BEGIN EXTRACTED ENTRIES
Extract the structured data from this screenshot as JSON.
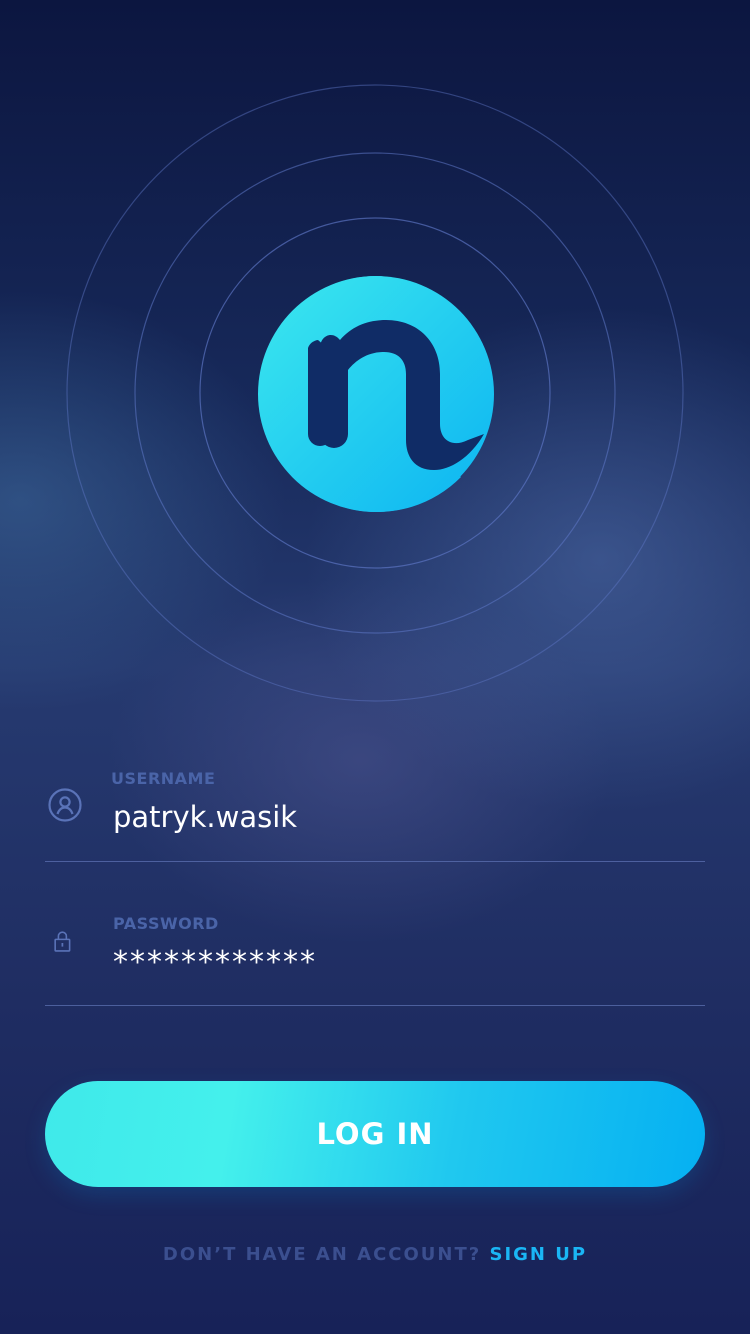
{
  "theme": {
    "accent": "#14b9f2",
    "accent_light": "#42efec",
    "label_color": "#4a64a8",
    "link_color": "#1ab6f5",
    "background_top": "#0c1640",
    "background_bottom": "#172258"
  },
  "logo": {
    "icon": "n-logo-icon"
  },
  "form": {
    "username": {
      "label": "USERNAME",
      "value": "patryk.wasik",
      "icon": "user-icon"
    },
    "password": {
      "label": "PASSWORD",
      "value": "************",
      "icon": "lock-icon"
    }
  },
  "login_button": {
    "label": "LOG IN"
  },
  "signup": {
    "prompt": "DON’T HAVE AN ACCOUNT?",
    "link": "SIGN UP"
  }
}
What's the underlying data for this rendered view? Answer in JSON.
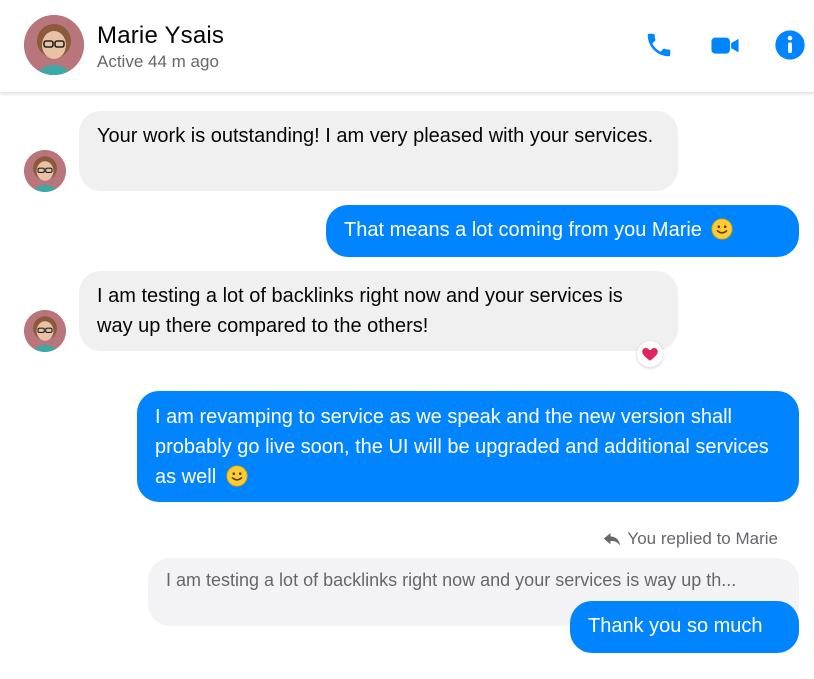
{
  "header": {
    "name": "Marie Ysais",
    "status": "Active 44 m ago",
    "icons": [
      "phone-icon",
      "video-camera-icon",
      "info-icon"
    ]
  },
  "messages": [
    {
      "direction": "incoming",
      "text": "Your work is outstanding! I am very pleased with your services."
    },
    {
      "direction": "outgoing",
      "text": "That means a lot coming from you Marie",
      "emoji": "slightly-smiling-face"
    },
    {
      "direction": "incoming",
      "text": "I am testing a lot of backlinks right now and your services is way up there compared to the others!",
      "reaction": "red-heart"
    },
    {
      "direction": "outgoing",
      "text": "I am revamping to service as we speak and the new version shall probably go live soon, the UI will be upgraded and additional services as well",
      "emoji": "slightly-smiling-face"
    },
    {
      "direction": "outgoing",
      "text": "Thank you so much"
    }
  ],
  "reply": {
    "label": "You replied to Marie",
    "quoted_text": "I am testing a lot of backlinks right now and your services is way up th..."
  },
  "colors": {
    "accent": "#0084ff",
    "incoming_bubble": "#f0f0f0",
    "secondary_text": "#65676b",
    "heart": "#e0245e"
  }
}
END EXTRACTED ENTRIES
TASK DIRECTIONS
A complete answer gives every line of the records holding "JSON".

RESULT OF THE EXERCISE
Extract the structured data from this screenshot as JSON.
What's the underlying data for this rendered view? Answer in JSON.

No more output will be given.